This hillside home is surrounded by wild woods and has sweeping views of the German river Rhine. When approaching a design with this kind of vantage point, it would be natural to focus almost exclusively on the views. But the owner wanted a home with lots of privacy. He requested small rooms with large windows and a close communion with the natural woodland surroundings.
The architects, Gian Salis created all this and more. They built a modern home that both nestles into the shade of the thick woods and possesses magical views of the river. The basic structure is made from raw concrete and the non-bearing walls, doors and cabinets are made of pine plywood. Although the inside walls are lined with smooth clay plaster, all the other finishes have been left as raw as possible to show off their natural patina.
Come with us on a photo tour for more details of this beautiful German home.
From a distance, the steepness of the hilly incline isn't so obvious and this two-level modern home looks almost like many other modern homes on a flat block. The flat, concrete roof and large windows have been arranged in a geometric design and a certain delicacy and lightness has been achieved. From this angle we can see the potential for privacy in the dense woodland and large forest canopy that surround the building.
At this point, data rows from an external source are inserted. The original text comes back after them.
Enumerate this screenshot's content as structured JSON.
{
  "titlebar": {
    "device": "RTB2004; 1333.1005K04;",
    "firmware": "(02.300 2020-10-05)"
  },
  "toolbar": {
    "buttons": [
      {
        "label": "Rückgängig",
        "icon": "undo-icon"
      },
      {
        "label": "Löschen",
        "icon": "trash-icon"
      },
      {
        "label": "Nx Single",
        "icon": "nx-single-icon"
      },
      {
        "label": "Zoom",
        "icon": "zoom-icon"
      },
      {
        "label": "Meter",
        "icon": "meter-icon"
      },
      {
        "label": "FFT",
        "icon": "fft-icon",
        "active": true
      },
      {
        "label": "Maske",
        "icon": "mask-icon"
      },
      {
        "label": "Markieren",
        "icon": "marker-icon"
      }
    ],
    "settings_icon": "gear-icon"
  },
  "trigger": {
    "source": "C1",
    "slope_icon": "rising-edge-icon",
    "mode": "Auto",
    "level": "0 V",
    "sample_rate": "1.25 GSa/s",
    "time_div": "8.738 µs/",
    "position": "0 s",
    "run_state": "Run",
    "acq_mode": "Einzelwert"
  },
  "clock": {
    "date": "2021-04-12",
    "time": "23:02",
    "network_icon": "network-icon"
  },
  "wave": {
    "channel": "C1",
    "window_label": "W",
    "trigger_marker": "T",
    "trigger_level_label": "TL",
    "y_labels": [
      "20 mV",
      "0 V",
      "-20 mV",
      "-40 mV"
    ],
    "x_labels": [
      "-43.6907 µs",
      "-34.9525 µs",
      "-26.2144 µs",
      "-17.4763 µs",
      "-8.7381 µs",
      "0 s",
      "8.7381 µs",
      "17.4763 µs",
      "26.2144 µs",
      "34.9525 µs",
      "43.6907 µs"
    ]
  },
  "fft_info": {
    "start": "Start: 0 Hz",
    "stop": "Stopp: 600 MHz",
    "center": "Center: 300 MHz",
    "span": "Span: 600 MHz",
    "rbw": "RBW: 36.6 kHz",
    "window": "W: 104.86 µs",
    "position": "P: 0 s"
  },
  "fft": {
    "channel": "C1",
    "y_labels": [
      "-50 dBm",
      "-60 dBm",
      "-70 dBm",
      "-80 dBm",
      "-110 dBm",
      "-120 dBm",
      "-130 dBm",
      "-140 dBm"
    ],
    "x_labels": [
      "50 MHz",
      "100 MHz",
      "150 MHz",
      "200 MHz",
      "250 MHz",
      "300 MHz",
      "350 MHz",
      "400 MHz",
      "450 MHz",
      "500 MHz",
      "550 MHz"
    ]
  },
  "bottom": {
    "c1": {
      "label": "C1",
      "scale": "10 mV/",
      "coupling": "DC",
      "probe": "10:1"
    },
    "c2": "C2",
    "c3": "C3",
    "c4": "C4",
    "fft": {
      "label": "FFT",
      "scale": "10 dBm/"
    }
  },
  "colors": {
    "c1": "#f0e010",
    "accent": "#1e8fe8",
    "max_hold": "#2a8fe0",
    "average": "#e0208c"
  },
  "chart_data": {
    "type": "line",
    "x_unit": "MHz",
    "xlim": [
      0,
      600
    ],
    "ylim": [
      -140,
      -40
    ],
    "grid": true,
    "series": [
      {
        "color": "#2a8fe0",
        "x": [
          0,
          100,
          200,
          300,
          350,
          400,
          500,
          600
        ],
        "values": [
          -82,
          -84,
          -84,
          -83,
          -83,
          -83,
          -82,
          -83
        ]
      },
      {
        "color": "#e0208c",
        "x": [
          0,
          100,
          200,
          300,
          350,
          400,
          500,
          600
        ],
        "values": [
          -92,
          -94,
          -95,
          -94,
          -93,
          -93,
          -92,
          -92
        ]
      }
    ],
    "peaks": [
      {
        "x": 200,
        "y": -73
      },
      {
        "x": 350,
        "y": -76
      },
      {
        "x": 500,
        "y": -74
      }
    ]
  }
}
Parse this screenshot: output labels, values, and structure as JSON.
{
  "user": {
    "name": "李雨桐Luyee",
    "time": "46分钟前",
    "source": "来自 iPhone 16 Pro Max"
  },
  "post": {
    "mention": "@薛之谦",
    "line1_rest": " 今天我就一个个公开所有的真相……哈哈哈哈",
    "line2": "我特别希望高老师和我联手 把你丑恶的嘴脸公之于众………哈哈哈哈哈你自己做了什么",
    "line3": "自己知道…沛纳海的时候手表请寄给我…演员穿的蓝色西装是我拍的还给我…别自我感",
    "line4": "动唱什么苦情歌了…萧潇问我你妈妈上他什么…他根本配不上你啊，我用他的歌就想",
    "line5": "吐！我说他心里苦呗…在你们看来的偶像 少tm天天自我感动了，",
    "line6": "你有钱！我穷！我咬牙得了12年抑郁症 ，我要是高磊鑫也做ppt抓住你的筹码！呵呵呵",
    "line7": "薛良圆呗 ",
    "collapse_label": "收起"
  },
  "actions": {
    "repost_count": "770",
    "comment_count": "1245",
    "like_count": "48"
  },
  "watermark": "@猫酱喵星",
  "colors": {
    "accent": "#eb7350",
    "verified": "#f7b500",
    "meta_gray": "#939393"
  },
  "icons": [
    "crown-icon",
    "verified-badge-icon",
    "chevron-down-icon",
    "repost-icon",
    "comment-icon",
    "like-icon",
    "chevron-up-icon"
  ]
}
This side offers a better view of this steep hillside home. The garden area has a natural, slightly wild landscape with a few pot plants and a small grassy path leading to the entrance.
The two-storey home lies on two levels. Tall concrete pylons prop up a large, raw, concrete overhand and the most of the walls are made from glass. One of the loveliest aspects of this design is that the floor-to-ceiling glass windows offer a transparent view of the woodlands that is visible from one of the residence to the other.
As mentioned earlier, the materials were left as raw as possible. Here we can see how some stained pine plywood doors open up to the hallway and concrete staircase. The stairs are floating and the bannister is little but a fine series of thin, raw steel rods attached to the ceiling. The combination of steel, minimalistic design and raw concrete offers a slightly industrial feel.
Here we have the main living area with the sunny aspect of the home and stunning views of the area. The area has minimal furnishings and nothing to obstruct from the surrounding views. Floor-to-ceiling glass walls finished in wood allow lots of strong sunlight to flood the room. The concrete floor stores this solar heat during the harsh German winters, while the surrounding canopy protects the home from getting too hot in summer.
From the other side of the open plan living room, we can see the casual dining area. Despite the luxury of the surroundings, there's an unpretentious, casual feel to the home. With four different types of seating, wood finishes and lots of white, the eating zone has a slightly Scandinavian feel.
From here we also have a peek of the large outdoor balcony area on the left. As with the staircase, the walls of the balcony are simply made from fine, steep rods that do little to obstruct the view.
This living room space is interesting, because here we see how the large, wooden sliding door separates the back half of the living area from the front. The occupants have the option of keeping the door open to enjoy the view, and closing it when they need some privacy. As with the other rooms, there is minimal furnishing, with just a simple rug and pillow on the concrete ground.
For our final picture, we have an exterior view of the last room we saw from the inside. The architect said that he conceived of these rooms as introverted areas and we can see why. Without adding a single window dressing, the design has taken full advantage of the natural privacy offered by the hillside forest.
In all, this is a beautiful modern home suited to its unique woodland setting.
If you are interested in homes built on sloping blocks, you would love this Ideabook A Brazilian House of Style.